In anticipation of her 10th birthday, Mackenzie Moretter and her family sent party invites to each of her fourth grade classmates in hopes of a fun-filled celebration. After not hearing back from a single classmate, her mother, Jenny Moretter turned to social media in a last-ditch effort to organize some type of birthday event for her daughter. The Facebook post went viral and in just a few hours, hundreds of people from the Shakopee, Minnesota area hopped on board to give Mackenzie a birthday party she'll never forget.
Mackenzie suffers from Sotos syndrome, a rare genetic condition that according to the National Institute of Health (NIH), causes intellectual disability and behavioral problems. Struggling to make friends in school, Mackenzie never fathomed that over 300 people would come and celebrate her birthday.
Bills tight end MarQueis Gray resides in the Minneapolis area and was informed of Mackenzie's situation by his wife Alley, who stumbled upon to the Facebook post just hours before the event. While they didn't personally know the Moretter family, MarQueis and his wife took it upon themselves to go out and support Mackenzie on her special day. Once Gray arrived to the local park where the event was held, he was stunned by the outpouring of love and support that the community demonstrated.
"There were tables full of gifts from all the kids that came," said Gray. "There were so many kids crowded around Mackenzie and she was having the time of her life. I was able to meet her dad and we interacted for a bit. He went and got Mackenzie so that we could take a picture together. I told Mackenzie how proud I was of her and that I was there to support her."
Photos of Bills TE and quarterback-at-heart MarQuies Gray.
Also at the party was Minnesota Vikings wide receiver Charles Johnson, who happened to play with Gray in Cleveland throughout the majority of the 2013 season. Gray had no idea that his former teammate and good friend would be there to support Mackenzie.
"It was great to see him," said Gray. "Some people see us (NFL players) as the opposite of who we are so it's great to represent our families, our team, and the whole NFL in a positive manner."
A former quarterback for head coach Jerry Kill at the University of Minnesota, Gray established himself as a leader with strong core values. When coach Kill heard that his former signal caller attended Mackenzie's party, he wasn't the least bit shocked.

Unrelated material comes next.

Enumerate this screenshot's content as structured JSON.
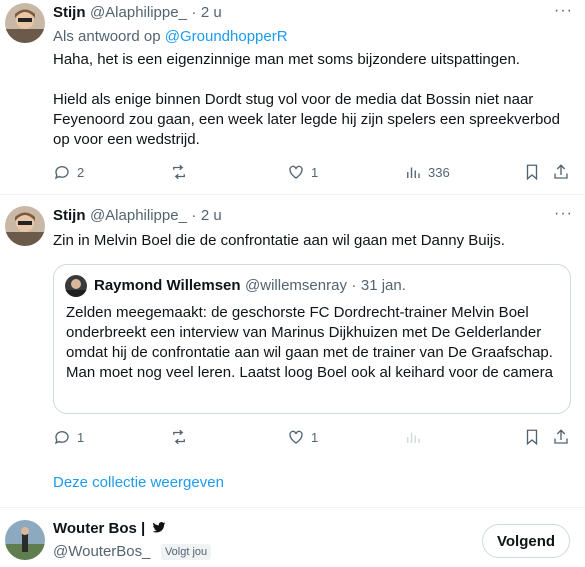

"I would like to tell you that it surprises me, but it doesn't," said Kill. "That is the way MarQueis has been since the day I met him. He is a very giving person. A great father, husband, and a great role model."
Gray is beyond grateful to have an opportunity that allows him to make a positive impact on others. Humbled by his situation, the 25-year-old will never forget his younger days when he had the chance to meet NFL players that he admired so much.
"I can't even put it into words," admitted Gray. "I was a kid once and I used to go to the Rod Woodson football camp and he used to have NFL guys come in and I looked forward to that every year. I still remember those guys who came and I just want to be able to make a difference in kids' lives so that when they grow up in the future they can look back and see that this does make a difference for them."